The loss of someone you've been close to, whatever the cause of their death, can bring intense feelings of grief.
But losing someone through suicide can cause reactions and emotions that are different to those felt after death from illness, an accident or natural causes. The fact that a person's death involved an element of choice raises painful questions.
Shock, social isolation and feelings of guilt can be greater when bereavement is caused by suicide than when it's caused by other types of death.
It's not uncommon to have nightmares or recurring images of the death, even if you didn't see it happen.
"The grieving process is characterised by questioning and a search for an explanation," says Professor Keith Hawton from the Centre for Suicide Research, University of Oxford.
Professor Hawton helped develop a guide for people bereaved by suicide and other sudden, traumatic death, entitled Help is at Hand (PDF).
"Talking to other people is crucial," says Hawton. "Sharing your feelings with other people can be extremely therapeutic. Going through the details of what happened can be helpful.
"Some people get trapped at the stage at which they have recurring images or nightmares for other reasons, perhaps due to guilt. But talking can help them move on."

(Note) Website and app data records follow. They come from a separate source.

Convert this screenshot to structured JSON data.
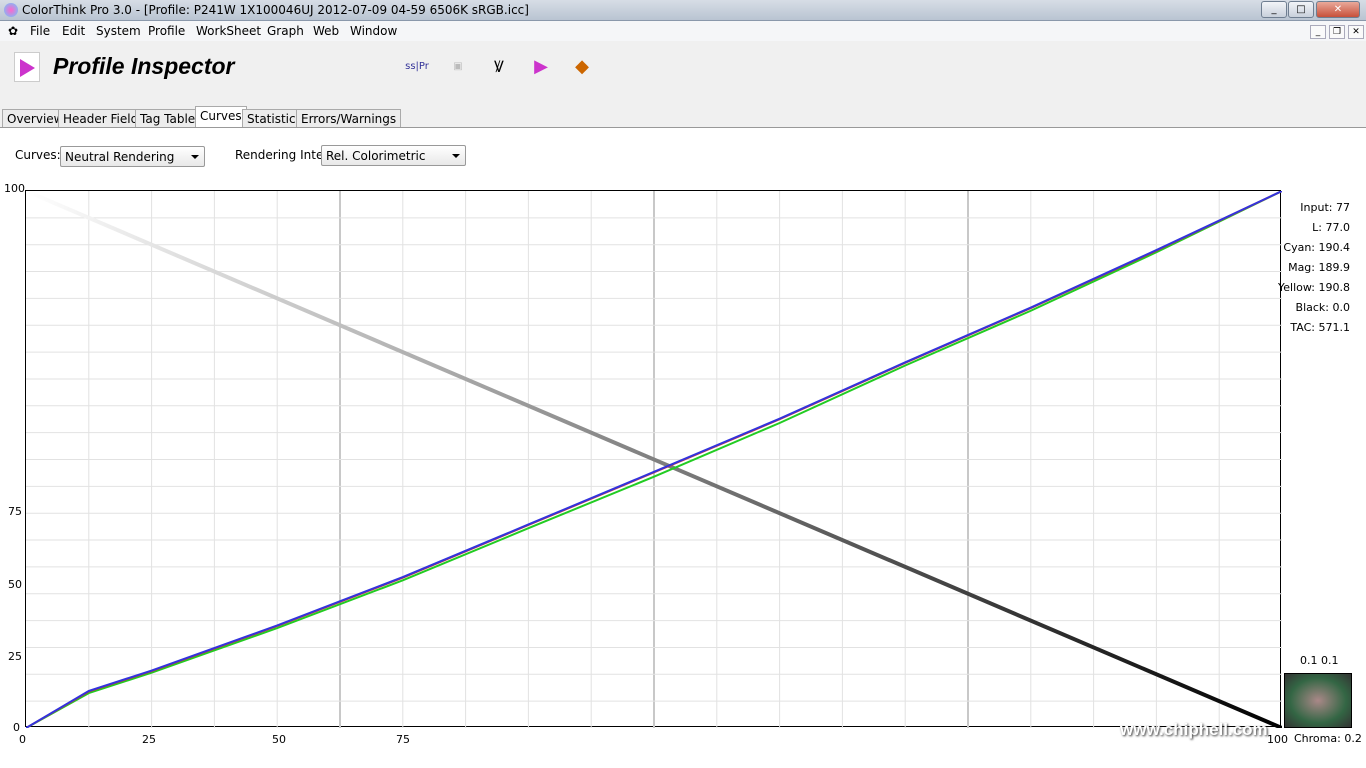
{
  "window": {
    "title": "ColorThink Pro 3.0 - [Profile: P241W 1X100046UJ 2012-07-09 04-59 6506K sRGB.icc]"
  },
  "menu": [
    "File",
    "Edit",
    "System",
    "Profile",
    "WorkSheet",
    "Graph",
    "Web",
    "Window"
  ],
  "header": {
    "title": "Profile Inspector",
    "toolbar_icons": [
      "gamut-icon",
      "convert-icon",
      "profile-check-icon",
      "gamut-2d-icon",
      "gamut-3d-icon"
    ]
  },
  "tabs": [
    "Overview",
    "Header Fields",
    "Tag Table",
    "Curves",
    "Statistics",
    "Errors/Warnings"
  ],
  "active_tab": "Curves",
  "controls": {
    "curves_label": "Curves:",
    "curves_value": "Neutral Rendering",
    "intent_label": "Rendering Intent:",
    "intent_value": "Rel. Colorimetric"
  },
  "readout": [
    {
      "label": "Input:",
      "value": "77"
    },
    {
      "label": "L:",
      "value": "77.0"
    },
    {
      "label": "Cyan:",
      "value": "190.4"
    },
    {
      "label": "Mag:",
      "value": "189.9"
    },
    {
      "label": "Yellow:",
      "value": "190.8"
    },
    {
      "label": "Black:",
      "value": "0.0"
    },
    {
      "label": "TAC:",
      "value": "571.1"
    }
  ],
  "chroma": {
    "top": "0.1 0.1",
    "label": "Chroma: 0.2"
  },
  "watermark": "www.chiphell.com",
  "chart_data": {
    "type": "line",
    "x_ticks": [
      "0",
      "25",
      "50",
      "75",
      "100"
    ],
    "y_ticks": [
      "100",
      "75",
      "50",
      "25",
      "0"
    ],
    "xlim": [
      0,
      100
    ],
    "ylim": [
      0,
      100
    ],
    "grid": true,
    "series": [
      {
        "color": "#808080",
        "x": [
          0,
          100
        ],
        "y": [
          100,
          0
        ]
      },
      {
        "color": "#22cc22",
        "x": [
          0,
          5,
          10,
          20,
          30,
          40,
          50,
          60,
          70,
          80,
          90,
          100
        ],
        "y": [
          0,
          6.5,
          10.3,
          18.6,
          27.5,
          37.2,
          46.8,
          56.8,
          67.5,
          77.7,
          88.6,
          100
        ]
      },
      {
        "color": "#cc3333",
        "x": [
          0,
          5,
          10,
          20,
          30,
          40,
          50,
          60,
          70,
          80,
          90,
          100
        ],
        "y": [
          0,
          6.8,
          10.6,
          19.0,
          28.0,
          37.8,
          47.6,
          57.5,
          68.0,
          78.2,
          88.9,
          100
        ]
      },
      {
        "color": "#3333dd",
        "x": [
          0,
          5,
          10,
          20,
          30,
          40,
          50,
          60,
          70,
          80,
          90,
          100
        ],
        "y": [
          0,
          6.9,
          10.7,
          19.1,
          28.1,
          37.9,
          47.7,
          57.6,
          68.1,
          78.3,
          89.0,
          100
        ]
      }
    ]
  }
}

If the images persist and you find they interfere with your life, ask your GP if they can refer you to a specialist who can help.
Looking for answers
Many newly-bereaved people will ask, "Why?" but there isn't always a straightforward answer.
"People will have different explanations," says Hawton. "There's a tendency to think about a single cause for each death, but that's rarely the case.
"Cases are often complex. There may be a trigger for the event, but studies show there are often several factors. These may be historical, family and genetic, for example."
Hawton says that finding answers isn't easy, because all the information is not always at hand. "Nonetheless, searching for an explanation is useful and essential," he says. "People get to a point where the death makes more sense to them and that's part of the healing process."
Going over what could have been done to save someone from suicide is a natural reaction. Everything can seem painfully obvious with the benefit of hindsight, and the "What ifs?" may seem endless.
Changes in behaviour that lead to suicide can be gradual. Even mental health professionals find it hard to know when a person is particularly at risk.
"Once a person has decided to take their life, they can go to great lengths to cover up their plans," says Hawton.
Self-blame after a suicide
A suicide can cause feelings of intense guilt, self-blame and self-questioning among family and friends.
"There is often a considerable sense of guilt and shame," says Hawton. "Suicide is still a stigmatised topic, although, thankfully, attitudes are changing."
People often avoid talking to someone who has lost a loved one by suicide, because they don't want to cause offence. Hawton says this can reinforce feelings of shame and stigma in the bereaved.
"This reticence makes the bereaved person feel worse and more isolated," says Hawton.
This can lead the bereaved person to cut themselves off from people who could help them, because they feel worthless or fear further rejection.
It may help to talk about your feelings with someone you trust. Talking about your feelings will help you to get a realistic perspective on them. If your feelings of guilt persist, you might find it helpful to discuss them with a support group or talk to a counsellor.
People bereaved by suicide sometimes worry that suicidal tendencies are inherited and they may become more vulnerable to suicidal thoughts of their own.
If you have feelings like this, it may help to discuss them with a support group or your doctor.
"Such thoughts usually pass with time, but it's vital to seek professional help if they become very strong," says Hawton.
You may feel isolated and as though you haven't been able to talk about, remember and celebrate all aspects of the life of the person you've lost. Joining a support group for people bereaved by suicide can to help reduce the sense of stigma and isolation.
Article provided by NHS Choices